## What the task requires:
Check every line of the entries below for the word "가능합니다", and copy the ones that have it.

Records from a dataset
----

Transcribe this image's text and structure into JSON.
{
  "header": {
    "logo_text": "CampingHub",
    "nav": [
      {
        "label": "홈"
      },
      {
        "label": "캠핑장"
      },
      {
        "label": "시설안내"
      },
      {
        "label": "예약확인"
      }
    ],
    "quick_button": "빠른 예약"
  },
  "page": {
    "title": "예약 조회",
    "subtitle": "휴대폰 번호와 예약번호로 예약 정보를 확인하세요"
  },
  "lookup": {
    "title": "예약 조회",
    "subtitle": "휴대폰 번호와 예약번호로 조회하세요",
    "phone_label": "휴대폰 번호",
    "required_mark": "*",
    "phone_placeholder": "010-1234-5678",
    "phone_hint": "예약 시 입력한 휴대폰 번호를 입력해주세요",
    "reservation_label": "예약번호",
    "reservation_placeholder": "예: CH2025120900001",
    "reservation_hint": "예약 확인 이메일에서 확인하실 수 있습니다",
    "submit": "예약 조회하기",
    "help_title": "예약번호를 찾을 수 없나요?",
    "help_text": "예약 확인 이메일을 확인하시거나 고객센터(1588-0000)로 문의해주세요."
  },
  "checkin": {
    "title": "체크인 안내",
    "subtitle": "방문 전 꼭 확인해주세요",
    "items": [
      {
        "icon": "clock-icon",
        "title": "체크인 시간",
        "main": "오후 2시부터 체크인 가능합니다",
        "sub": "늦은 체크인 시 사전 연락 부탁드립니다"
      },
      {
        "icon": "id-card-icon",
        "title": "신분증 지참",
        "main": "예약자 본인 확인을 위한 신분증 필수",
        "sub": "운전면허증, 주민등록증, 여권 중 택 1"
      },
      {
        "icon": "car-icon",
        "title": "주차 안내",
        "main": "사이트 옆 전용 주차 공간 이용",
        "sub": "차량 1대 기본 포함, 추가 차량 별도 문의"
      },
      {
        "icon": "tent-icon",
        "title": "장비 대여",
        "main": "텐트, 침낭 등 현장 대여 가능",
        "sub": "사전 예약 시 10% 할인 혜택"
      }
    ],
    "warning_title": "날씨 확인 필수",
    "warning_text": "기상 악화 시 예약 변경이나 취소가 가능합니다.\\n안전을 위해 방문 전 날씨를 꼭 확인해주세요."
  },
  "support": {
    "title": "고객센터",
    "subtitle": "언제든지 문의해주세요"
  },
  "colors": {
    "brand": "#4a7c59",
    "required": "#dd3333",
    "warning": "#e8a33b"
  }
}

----

## Reply:
        "main": "오후 2시부터 체크인 가능합니다",
    "warning_text": "기상 악화 시 예약 변경이나 취소가 가능합니다.\\n안전을 위해 방문 전 날씨를 꼭 확인해주세요."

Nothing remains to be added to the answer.